(DATA TO USE):
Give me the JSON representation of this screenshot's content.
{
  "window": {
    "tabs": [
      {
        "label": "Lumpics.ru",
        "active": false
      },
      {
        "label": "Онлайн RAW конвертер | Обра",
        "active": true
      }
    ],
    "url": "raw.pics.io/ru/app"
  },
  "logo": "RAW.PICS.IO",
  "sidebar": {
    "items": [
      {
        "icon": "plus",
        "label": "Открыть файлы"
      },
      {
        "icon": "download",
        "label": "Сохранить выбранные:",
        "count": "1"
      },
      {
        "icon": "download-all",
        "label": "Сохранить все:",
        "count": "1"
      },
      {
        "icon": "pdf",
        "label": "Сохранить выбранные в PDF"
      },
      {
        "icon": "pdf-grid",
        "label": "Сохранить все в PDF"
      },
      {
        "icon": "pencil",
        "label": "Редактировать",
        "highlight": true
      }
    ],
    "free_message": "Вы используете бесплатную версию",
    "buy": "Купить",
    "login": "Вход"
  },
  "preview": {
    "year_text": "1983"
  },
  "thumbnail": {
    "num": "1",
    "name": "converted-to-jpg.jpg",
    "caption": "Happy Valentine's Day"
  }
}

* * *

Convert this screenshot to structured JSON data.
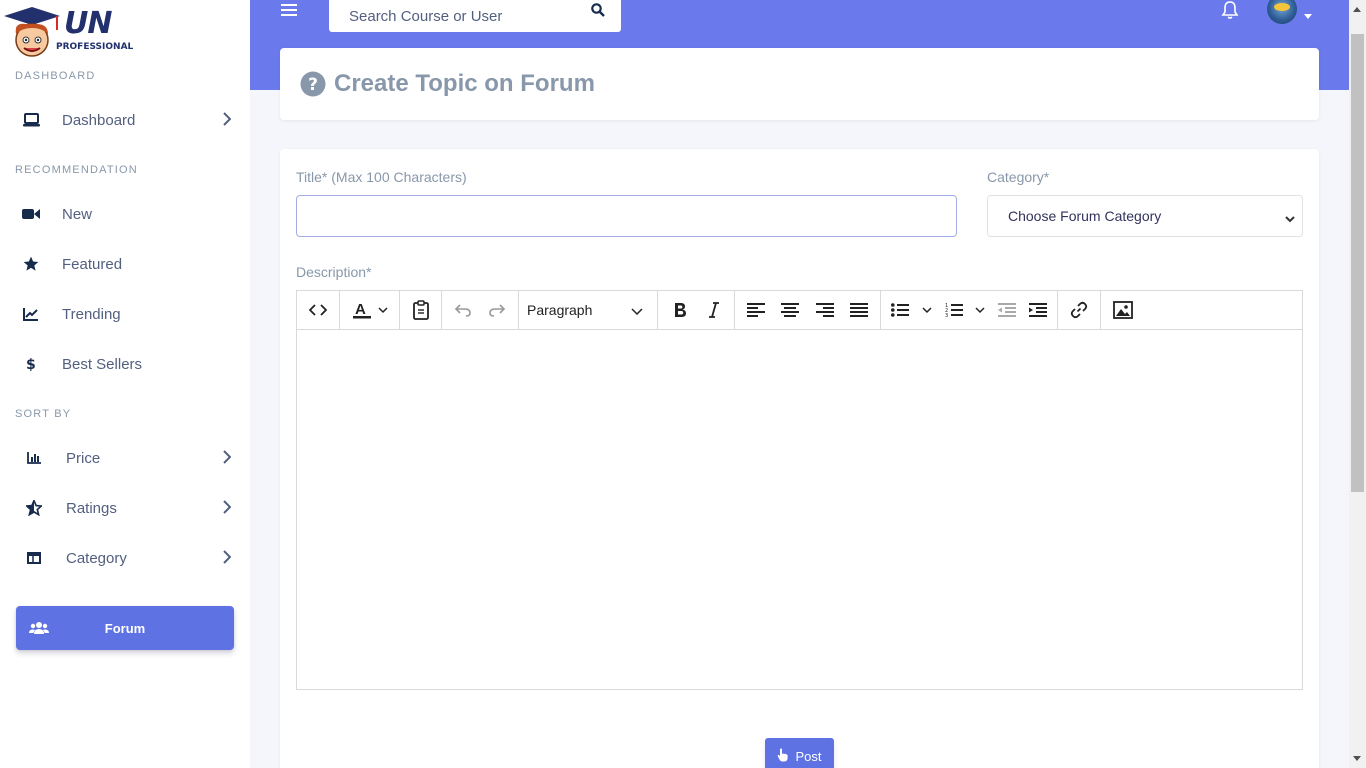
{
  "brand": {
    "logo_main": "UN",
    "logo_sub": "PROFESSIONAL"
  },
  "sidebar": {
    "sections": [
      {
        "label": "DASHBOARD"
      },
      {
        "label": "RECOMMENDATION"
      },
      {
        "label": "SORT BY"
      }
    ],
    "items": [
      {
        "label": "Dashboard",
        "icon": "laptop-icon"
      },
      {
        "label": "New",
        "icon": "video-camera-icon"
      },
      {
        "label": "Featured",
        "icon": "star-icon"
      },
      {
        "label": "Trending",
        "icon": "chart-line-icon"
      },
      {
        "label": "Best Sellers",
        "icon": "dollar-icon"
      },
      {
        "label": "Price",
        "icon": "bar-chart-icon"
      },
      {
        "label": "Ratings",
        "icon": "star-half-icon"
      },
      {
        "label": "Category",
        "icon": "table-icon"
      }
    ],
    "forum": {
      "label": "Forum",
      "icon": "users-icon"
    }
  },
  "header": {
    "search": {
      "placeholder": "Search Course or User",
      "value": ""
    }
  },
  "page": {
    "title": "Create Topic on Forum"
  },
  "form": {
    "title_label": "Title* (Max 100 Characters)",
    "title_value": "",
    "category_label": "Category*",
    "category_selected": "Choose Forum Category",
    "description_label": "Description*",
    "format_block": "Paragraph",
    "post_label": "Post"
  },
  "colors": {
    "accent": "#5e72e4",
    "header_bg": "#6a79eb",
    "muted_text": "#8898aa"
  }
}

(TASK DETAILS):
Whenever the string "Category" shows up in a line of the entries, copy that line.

(ANSWER FOR THIS EXERCISE):
        "label": "Category",
    "category_label": "Category*",
    "category_selected": "Choose Forum Category",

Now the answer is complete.